Only the Flemish Christian democrats don’t see any need for measures to curb the Monarch’s powers.
The idea of making of the King’s role purely ceremonial is not new.
However, this is the first time that such a broad consensus has emerged across the ideological and linguistic divides that exist in Belgian politics.
It will come as no surprise to the King that the Chairman of the Flemish Nationalist Party Bart De Wever is in favour of taking power away from the Belgian monarchy.
More surprisingly perhaps, is the fact that Chairmen of the Francophone political parties are now also in favour of change.
In recent years, the Francophone parties have vigorously defended the monarchy as they saw it as a way of preserving national unity in the wake of demands by Flemings for more autonomy.
Nevertheless, prominent politicians from the Francophone liberals, greens, socialists and Christian democrats now say that there should at the very least be talks on changes to the current status quo.
The Francophone socialist Chairman Elio Di Rupo says that a debate on the role of the monarch is necessary as one can never know what the future will bring.
Meanwhile, the Chairman of the Francophone liberals is much clearer: “An evolution towards a ceremonial monarch is inevitable."

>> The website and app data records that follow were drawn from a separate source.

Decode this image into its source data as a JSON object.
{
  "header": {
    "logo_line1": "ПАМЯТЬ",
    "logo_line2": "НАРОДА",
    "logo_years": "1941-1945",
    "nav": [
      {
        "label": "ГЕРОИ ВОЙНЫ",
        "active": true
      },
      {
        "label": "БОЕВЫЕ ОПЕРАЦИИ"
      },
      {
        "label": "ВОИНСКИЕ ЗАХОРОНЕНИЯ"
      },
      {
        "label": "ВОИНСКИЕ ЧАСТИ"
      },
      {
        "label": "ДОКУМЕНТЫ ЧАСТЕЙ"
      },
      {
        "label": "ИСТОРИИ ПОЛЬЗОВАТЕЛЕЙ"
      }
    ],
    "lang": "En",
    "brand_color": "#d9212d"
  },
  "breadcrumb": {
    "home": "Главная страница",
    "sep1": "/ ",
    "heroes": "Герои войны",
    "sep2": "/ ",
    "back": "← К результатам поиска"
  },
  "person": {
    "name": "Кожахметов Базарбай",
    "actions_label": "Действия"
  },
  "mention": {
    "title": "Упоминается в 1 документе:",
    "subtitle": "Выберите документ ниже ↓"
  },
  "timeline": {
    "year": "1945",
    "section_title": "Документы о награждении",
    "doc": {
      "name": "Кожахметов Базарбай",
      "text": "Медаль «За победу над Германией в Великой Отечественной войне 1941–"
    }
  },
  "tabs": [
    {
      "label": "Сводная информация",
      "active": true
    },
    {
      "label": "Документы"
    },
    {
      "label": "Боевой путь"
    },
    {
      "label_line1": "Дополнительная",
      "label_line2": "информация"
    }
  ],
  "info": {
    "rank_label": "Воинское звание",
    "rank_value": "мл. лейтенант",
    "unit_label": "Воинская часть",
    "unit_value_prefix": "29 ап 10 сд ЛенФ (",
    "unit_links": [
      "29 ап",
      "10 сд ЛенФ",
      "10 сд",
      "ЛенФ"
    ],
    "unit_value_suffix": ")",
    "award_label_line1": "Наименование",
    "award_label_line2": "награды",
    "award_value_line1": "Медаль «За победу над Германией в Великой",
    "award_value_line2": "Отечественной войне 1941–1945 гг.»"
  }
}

With the King not getting any younger, almost all the Flemish parties feel that it would be a good idea to look at making changes to the Monarch’s role.
The Chairwoman of the Flemish socialist party Caroline Gennez says that she can imagine that at his age King Albert II would rather spend time on his yacht or sleep in at home.
Ms Gennez added “We would like to help him to do this by changing to a ceremonial monarchy like in Scandinavia."
The Flemish greens are also in favour of reducing the King’s powers.
The party’s Chairman Wouter Van Besien says that although the King isn’t the greatest threat to democracy at the moment., his party would like the role of the Belgian monarchy to become purely ceremonial.
However, the Chairwoman of the Flemish Christian democrats Marianne Thyssen told VRT radio that her party doesn’t feel that changing the King’s role is a priority.